House Speaker Paul D. Ryan (R-Wis.) said he shares President Trump’s frustration with hardline conservative Freedom Caucus members who blocked the Republican health-care bill. Trump tweeted a warning to the group March 30, saying they would “hurt the entire Republican agenda if they don’t get on the team, & fast.” (Reuters)

President Trump effectively declared war Thursday on the House Freedom Caucus, the powerful group of hard-line conservative Republicans who blocked the health-care bill, vowing to “fight them” in the 2018 midterm elections.

In a morning tweet, Trump warned that the Freedom Caucus would “hurt the entire Republican agenda if they don’t get on the team, & fast.” He grouped its members, all of them Republican, with Democrats in calling for their political defeat — an extraordinary incitement of intraparty combat from a sitting president.

There are about three dozen members of the Freedom Caucus, and most of them were elected or reelected comfortably in solidly Republican districts. With his tweet, Trump seemed to be encouraging primary challenges to each of them in next year’s elections.

House Speaker Paul D. Ryan (R-Wis.) told reporters late Thursday morning that he sympathized with Trump.

“I understand the president’s frustration,” said Ryan, who has unable to push the health-care bill through his own chamber. “I share frustration. About 90 percent of our conference is for this bill to repeal and replace Obamacare and about 10 percent are not. And that’s not enough to pass a bill.”

Ryan said he had no immediate plans to bring the health-care bill back to the House floor.

“This is too big of an issue to not get right, and so I’m not going to put some kind of artificial deadline on saving the American health-care system from oncoming collapse,” said Ryan, who initially scheduled the bill’s passage for the seventh anniversary of the Affordable Care Act’s signing.

Trump and his White House advisers have been frustrated by the intransigence of Freedom Caucus members, led by Rep. Mark Meadows (R-N.C.). Trump lobbied them intensively to support the GOP plan to replace President Barack Obama’s signature Affordable Care Act, only to see the bill collapse last Friday after Meadows and some of his allies said they would not vote for it.

House Freedom Caucus Chair Mark Meadows (R-N.C.) and Rep. Andy Harris (R-Md.) spoke to reporters about the House GOP health-care plan, which failed to come to a vote March 23. (The Washington Post)

“This has been brewing for a while,” a White House official said of Trump’s decision to target Freedom Caucus members and other GOP foes.

Trump has been “paying close attention and keeping his options open,” said the official, who was not authorized to speak publicly and requested anonymity to do so. “Our view is: There’s nothing as clarifying as the smell of Air Force One jet fuel.
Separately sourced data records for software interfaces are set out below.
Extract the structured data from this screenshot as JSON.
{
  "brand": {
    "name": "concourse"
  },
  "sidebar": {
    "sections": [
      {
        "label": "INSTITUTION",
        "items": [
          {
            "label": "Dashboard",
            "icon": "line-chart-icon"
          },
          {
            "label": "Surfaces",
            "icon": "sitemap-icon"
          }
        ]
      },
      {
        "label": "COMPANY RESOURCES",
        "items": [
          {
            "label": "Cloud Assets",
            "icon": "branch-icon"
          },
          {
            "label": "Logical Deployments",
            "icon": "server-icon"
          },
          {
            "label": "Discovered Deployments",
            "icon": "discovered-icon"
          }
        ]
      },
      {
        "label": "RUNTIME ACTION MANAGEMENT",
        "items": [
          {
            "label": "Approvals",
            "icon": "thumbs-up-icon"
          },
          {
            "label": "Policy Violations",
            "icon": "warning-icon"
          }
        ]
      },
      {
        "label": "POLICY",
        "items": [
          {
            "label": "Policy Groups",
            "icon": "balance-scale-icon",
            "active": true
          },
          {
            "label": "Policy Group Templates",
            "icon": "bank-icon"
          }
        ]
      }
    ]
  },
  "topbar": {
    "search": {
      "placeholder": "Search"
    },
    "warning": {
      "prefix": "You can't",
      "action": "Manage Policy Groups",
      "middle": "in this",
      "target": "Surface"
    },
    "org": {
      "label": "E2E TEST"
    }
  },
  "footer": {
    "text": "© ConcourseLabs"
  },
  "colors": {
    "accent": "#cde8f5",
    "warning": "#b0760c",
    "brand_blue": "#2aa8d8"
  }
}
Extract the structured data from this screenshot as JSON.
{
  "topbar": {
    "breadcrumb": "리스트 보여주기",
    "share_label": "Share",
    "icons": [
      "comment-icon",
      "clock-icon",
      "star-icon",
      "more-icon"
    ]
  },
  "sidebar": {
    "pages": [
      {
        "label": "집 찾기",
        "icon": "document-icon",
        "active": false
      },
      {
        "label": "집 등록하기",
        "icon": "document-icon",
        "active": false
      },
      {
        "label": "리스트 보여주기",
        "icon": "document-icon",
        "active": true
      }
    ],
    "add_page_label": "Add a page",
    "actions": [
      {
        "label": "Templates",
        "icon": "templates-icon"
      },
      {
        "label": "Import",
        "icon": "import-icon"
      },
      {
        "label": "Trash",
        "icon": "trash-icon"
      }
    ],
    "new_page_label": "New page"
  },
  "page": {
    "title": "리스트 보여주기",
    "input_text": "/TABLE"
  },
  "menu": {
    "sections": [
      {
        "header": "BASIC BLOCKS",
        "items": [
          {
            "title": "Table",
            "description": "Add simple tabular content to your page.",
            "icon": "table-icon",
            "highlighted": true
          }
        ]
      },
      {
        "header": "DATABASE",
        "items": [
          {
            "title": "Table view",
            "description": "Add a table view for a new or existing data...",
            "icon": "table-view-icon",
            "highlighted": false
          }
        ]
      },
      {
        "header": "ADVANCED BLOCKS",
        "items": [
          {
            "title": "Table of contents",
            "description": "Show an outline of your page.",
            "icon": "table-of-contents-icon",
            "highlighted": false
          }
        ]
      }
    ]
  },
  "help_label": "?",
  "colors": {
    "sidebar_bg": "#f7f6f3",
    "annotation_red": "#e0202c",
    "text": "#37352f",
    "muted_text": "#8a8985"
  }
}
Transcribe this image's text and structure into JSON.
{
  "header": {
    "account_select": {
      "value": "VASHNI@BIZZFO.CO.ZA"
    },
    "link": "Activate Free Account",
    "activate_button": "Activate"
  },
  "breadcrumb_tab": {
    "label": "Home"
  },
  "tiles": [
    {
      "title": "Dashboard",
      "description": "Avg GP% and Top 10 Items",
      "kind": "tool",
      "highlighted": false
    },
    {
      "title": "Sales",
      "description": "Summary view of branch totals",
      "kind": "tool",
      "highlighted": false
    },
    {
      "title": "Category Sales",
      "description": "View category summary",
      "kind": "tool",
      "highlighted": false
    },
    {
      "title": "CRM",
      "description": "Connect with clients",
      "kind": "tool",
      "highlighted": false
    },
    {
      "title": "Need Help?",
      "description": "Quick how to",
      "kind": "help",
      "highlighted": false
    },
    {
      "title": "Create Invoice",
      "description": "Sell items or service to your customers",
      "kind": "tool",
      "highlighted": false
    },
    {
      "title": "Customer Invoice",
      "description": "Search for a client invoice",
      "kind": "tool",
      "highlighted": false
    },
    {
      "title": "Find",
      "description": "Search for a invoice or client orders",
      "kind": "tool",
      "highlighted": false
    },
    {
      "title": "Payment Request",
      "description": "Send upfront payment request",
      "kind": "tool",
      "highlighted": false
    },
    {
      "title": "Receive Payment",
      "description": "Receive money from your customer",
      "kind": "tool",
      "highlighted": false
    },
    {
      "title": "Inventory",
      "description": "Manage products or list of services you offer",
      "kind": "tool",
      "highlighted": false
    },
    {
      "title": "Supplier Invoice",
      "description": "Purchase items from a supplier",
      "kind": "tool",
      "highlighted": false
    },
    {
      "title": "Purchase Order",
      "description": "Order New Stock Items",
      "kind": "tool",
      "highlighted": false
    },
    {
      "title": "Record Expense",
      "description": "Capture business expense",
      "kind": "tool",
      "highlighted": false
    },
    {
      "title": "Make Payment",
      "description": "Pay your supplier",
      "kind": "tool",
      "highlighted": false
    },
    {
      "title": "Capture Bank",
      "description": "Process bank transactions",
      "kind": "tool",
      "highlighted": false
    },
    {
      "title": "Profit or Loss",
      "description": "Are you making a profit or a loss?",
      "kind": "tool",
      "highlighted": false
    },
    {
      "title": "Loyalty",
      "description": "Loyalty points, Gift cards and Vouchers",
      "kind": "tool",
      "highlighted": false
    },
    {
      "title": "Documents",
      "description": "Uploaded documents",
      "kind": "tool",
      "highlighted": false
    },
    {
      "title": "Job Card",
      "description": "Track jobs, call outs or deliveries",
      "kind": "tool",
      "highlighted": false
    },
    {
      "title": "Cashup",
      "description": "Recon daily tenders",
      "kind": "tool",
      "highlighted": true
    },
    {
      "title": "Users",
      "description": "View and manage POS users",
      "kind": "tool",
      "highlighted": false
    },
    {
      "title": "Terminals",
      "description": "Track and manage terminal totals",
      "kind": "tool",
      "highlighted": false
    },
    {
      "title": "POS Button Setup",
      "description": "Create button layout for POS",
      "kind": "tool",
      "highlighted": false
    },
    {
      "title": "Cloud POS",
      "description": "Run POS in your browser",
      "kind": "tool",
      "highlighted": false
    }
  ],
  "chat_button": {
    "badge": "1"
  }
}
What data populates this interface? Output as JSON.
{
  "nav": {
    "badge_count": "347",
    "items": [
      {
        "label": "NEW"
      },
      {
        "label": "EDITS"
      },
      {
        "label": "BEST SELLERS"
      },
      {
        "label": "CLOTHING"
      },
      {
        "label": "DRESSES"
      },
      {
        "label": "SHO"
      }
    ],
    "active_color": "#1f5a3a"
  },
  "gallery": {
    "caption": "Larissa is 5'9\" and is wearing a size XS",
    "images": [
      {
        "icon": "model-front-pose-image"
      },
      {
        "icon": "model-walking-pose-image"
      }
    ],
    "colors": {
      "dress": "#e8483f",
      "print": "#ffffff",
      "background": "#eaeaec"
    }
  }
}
So if he needs to bring in the plane and do a rally, he’s going to think about doing that.”

The official added that Trump and White House aides are “sick and tired” of seeing Freedom Caucus members on television in recent days.

Trump’s threat comes as Republican leaders are bracing for a month of potential GOP infighting over spending priorities. Congress must pass a spending bill by April 28 to avert a government shutdown, but the path ahead, as in recent spending battles on Capitol Hill, is narrow and filled with obstacles.

Beyond that, the same divide that derailed the health-care legislation could imperil the next marquee legislation Trump wants to tackle: tax reform.

White House press secretary Sean Spicer told reporters Thursday that Trump remains committed to “a bold and robust agenda,” adding: “He’s going to get the votes from wherever he can.”

Spicer said it would be improper for him to comment from the White House briefing room about Trump’s electoral plans.

Most Freedom Caucus members were elected from very safe Republican districts, and many of them faced no primary opposition in their last election. To make good on his threat, Trump would have to recruit GOP candidates to make the case that the Republican incumbent they face was unhelpful to the president.

Though Trump’s job approval numbers are sagging, he remains quite popular in many of the districts from which the Freedom Caucus members were elected.

“He’s irritated,” anti-tax advocate Grover Norquist said in explaining Trump’s decision to lash out at Freedom Caucus members. “During the health-care discussions, the Freedom Caucus would say they’d support him if they got one thing,…